[Data extracted from a collection]

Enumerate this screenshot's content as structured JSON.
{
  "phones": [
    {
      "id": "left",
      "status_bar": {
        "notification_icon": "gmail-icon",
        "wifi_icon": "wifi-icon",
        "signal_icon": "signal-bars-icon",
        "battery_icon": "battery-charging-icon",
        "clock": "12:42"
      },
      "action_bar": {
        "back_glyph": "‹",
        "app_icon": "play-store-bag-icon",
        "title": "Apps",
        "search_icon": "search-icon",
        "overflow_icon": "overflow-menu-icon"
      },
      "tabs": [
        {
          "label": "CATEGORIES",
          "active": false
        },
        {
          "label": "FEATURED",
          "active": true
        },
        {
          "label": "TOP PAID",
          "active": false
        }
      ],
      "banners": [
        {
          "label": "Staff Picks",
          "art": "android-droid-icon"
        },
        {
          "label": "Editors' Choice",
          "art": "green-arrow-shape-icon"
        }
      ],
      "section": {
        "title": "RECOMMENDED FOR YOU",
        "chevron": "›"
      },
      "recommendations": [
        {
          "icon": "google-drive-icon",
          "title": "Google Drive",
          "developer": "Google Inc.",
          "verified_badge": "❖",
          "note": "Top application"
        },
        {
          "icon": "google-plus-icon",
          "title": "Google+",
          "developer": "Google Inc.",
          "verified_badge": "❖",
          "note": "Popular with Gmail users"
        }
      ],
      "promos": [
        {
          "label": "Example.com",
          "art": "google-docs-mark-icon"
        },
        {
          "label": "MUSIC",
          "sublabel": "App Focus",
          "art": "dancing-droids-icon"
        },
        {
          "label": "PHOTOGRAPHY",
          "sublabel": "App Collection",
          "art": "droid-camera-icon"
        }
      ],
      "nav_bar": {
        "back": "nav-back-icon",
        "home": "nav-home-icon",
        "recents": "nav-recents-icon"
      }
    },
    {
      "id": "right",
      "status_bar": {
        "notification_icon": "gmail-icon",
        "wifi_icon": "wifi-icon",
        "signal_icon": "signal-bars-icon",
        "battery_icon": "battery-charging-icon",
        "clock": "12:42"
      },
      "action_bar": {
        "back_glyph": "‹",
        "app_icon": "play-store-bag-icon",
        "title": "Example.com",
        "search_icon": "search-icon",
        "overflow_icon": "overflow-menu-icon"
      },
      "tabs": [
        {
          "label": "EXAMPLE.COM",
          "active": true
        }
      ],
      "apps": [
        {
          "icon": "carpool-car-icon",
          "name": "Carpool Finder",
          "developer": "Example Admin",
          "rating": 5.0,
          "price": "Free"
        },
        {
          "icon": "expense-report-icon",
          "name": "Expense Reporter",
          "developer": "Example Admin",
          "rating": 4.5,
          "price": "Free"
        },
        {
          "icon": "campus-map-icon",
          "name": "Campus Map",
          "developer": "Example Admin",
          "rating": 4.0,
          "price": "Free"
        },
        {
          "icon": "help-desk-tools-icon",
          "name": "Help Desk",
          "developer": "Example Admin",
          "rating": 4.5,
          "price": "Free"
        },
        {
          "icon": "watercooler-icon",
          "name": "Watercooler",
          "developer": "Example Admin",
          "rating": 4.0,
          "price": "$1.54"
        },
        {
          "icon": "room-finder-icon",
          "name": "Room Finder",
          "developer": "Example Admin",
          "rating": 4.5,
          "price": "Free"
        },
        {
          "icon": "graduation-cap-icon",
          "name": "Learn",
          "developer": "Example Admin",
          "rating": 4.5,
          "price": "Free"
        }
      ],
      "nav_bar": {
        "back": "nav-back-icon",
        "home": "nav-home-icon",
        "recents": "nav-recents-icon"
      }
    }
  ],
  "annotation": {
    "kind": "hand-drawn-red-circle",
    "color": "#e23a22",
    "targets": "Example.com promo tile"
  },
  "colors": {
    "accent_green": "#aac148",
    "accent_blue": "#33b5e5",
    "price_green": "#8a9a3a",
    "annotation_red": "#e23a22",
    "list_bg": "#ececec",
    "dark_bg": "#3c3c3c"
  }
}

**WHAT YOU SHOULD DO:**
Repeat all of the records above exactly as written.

**ANSWER TO THIS PROBLEM:**
Enumerate this screenshot's content as structured JSON.
{
  "phones": [
    {
      "id": "left",
      "status_bar": {
        "notification_icon": "gmail-icon",
        "wifi_icon": "wifi-icon",
        "signal_icon": "signal-bars-icon",
        "battery_icon": "battery-charging-icon",
        "clock": "12:42"
      },
      "action_bar": {
        "back_glyph": "‹",
        "app_icon": "play-store-bag-icon",
        "title": "Apps",
        "search_icon": "search-icon",
        "overflow_icon": "overflow-menu-icon"
      },
      "tabs": [
        {
          "label": "CATEGORIES",
          "active": false
        },
        {
          "label": "FEATURED",
          "active": true
        },
        {
          "label": "TOP PAID",
          "active": false
        }
      ],
      "banners": [
        {
          "label": "Staff Picks",
          "art": "android-droid-icon"
        },
        {
          "label": "Editors' Choice",
          "art": "green-arrow-shape-icon"
        }
      ],
      "section": {
        "title": "RECOMMENDED FOR YOU",
        "chevron": "›"
      },
      "recommendations": [
        {
          "icon": "google-drive-icon",
          "title": "Google Drive",
          "developer": "Google Inc.",
          "verified_badge": "❖",
          "note": "Top application"
        },
        {
          "icon": "google-plus-icon",
          "title": "Google+",
          "developer": "Google Inc.",
          "verified_badge": "❖",
          "note": "Popular with Gmail users"
        }
      ],
      "promos": [
        {
          "label": "Example.com",
          "art": "google-docs-mark-icon"
        },
        {
          "label": "MUSIC",
          "sublabel": "App Focus",
          "art": "dancing-droids-icon"
        },
        {
          "label": "PHOTOGRAPHY",
          "sublabel": "App Collection",
          "art": "droid-camera-icon"
        }
      ],
      "nav_bar": {
        "back": "nav-back-icon",
        "home": "nav-home-icon",
        "recents": "nav-recents-icon"
      }
    },
    {
      "id": "right",
      "status_bar": {
        "notification_icon": "gmail-icon",
        "wifi_icon": "wifi-icon",
        "signal_icon": "signal-bars-icon",
        "battery_icon": "battery-charging-icon",
        "clock": "12:42"
      },
      "action_bar": {
        "back_glyph": "‹",
        "app_icon": "play-store-bag-icon",
        "title": "Example.com",
        "search_icon": "search-icon",
        "overflow_icon": "overflow-menu-icon"
      },
      "tabs": [
        {
          "label": "EXAMPLE.COM",
          "active": true
        }
      ],
      "apps": [
        {
          "icon": "carpool-car-icon",
          "name": "Carpool Finder",
          "developer": "Example Admin",
          "rating": 5.0,
          "price": "Free"
        },
        {
          "icon": "expense-report-icon",
          "name": "Expense Reporter",
          "developer": "Example Admin",
          "rating": 4.5,
          "price": "Free"
        },
        {
          "icon": "campus-map-icon",
          "name": "Campus Map",
          "developer": "Example Admin",
          "rating": 4.0,
          "price": "Free"
        },
        {
          "icon": "help-desk-tools-icon",
          "name": "Help Desk",
          "developer": "Example Admin",
          "rating": 4.5,
          "price": "Free"
        },
        {
          "icon": "watercooler-icon",
          "name": "Watercooler",
          "developer": "Example Admin",
          "rating": 4.0,
          "price": "$1.54"
        },
        {
          "icon": "room-finder-icon",
          "name": "Room Finder",
          "developer": "Example Admin",
          "rating": 4.5,
          "price": "Free"
        },
        {
          "icon": "graduation-cap-icon",
          "name": "Learn",
          "developer": "Example Admin",
          "rating": 4.5,
          "price": "Free"
        }
      ],
      "nav_bar": {
        "back": "nav-back-icon",
        "home": "nav-home-icon",
        "recents": "nav-recents-icon"
      }
    }
  ],
  "annotation": {
    "kind": "hand-drawn-red-circle",
    "color": "#e23a22",
    "targets": "Example.com promo tile"
  },
  "colors": {
    "accent_green": "#aac148",
    "accent_blue": "#33b5e5",
    "price_green": "#8a9a3a",
    "annotation_red": "#e23a22",
    "list_bg": "#ececec",
    "dark_bg": "#3c3c3c"
  }
}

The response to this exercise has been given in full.